It remains unclear what the Western allies were hoping to achieve through their intervention in Libya; but one thing is clear, civilians are still dying as the violence continues, and the UN Secuity Council's mandate went outside the goals of the UN charter.
A continuing war in Libya tarnishes the Arab revolutionary uprising, because it has subverted a democratic revolution and become a war of intervention. Two of TNI's fellows and experts on the Middle East debate the underlying causes and consequences of the Libya military intervention.
Since the intervention in Libya has neither resulted in the removal of Gaddafi, nor an end to the fighting - an immediate ceasefire should be top of everyone's agenda to bring an end to the continuing bloodshed.
Should foreign powers ever claim the right to intervene or should the people of a country overthrow their own dictators? Do interventionists not always have ulterior motives that could undermine the people's sovereignty over their struggle and it's outcomes?

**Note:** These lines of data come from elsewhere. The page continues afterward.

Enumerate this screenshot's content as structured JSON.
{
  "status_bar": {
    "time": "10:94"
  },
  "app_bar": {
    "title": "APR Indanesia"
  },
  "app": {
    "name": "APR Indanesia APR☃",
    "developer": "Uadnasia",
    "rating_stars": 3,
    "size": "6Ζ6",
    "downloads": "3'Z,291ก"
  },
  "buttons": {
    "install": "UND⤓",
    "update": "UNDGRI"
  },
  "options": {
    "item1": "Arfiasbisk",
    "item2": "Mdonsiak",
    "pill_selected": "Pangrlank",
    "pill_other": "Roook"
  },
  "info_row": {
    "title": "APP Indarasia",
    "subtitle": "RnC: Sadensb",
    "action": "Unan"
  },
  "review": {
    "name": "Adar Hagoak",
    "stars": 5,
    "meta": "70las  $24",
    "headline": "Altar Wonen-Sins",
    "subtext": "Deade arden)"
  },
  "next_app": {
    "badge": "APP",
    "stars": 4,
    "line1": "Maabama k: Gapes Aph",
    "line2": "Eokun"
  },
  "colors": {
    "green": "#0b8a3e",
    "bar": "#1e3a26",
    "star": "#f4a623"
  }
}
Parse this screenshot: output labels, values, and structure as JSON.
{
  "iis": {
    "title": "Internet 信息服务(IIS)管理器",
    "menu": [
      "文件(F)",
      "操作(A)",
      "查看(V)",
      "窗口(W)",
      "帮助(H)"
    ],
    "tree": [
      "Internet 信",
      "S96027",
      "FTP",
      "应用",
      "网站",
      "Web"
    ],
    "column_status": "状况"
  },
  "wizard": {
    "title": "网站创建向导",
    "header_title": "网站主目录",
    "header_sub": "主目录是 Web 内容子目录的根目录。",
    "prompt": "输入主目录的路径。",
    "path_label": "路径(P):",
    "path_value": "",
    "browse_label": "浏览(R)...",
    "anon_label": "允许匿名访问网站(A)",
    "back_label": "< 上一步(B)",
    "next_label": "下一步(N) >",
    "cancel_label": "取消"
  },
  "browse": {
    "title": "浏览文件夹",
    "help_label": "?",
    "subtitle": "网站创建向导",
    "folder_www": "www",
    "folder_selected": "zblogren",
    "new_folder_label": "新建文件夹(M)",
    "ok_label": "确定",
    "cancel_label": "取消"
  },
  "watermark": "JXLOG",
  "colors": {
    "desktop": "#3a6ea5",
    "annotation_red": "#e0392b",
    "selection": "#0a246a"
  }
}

Interviews conducted with European NATO delegations and NATO staffers concerned with nuclear planning and deployment reveal that there is sufficient political will to end the deployment of U.S. tactical nuclear weapons in Europe.
The possible domino-effect of the Arab Spring makes African dictators tremble in their boots. What are the parallels and what are the differences? Will an African Spring take place and how will it look?
Instead of focusing on the motives of the US and NATO, the opposition to the Libyan bombings needs to focus on the likely outcomes. Afghanistan and Iraq taught us there is still no way to bomb a country into democracy.
Dealings with Libya in recent years by Europe have been dictated by unprincipled politics and naked profiteering. The sudden discovery of a humanitarian imperative is not only deeply hypocritical, but also duplicitous.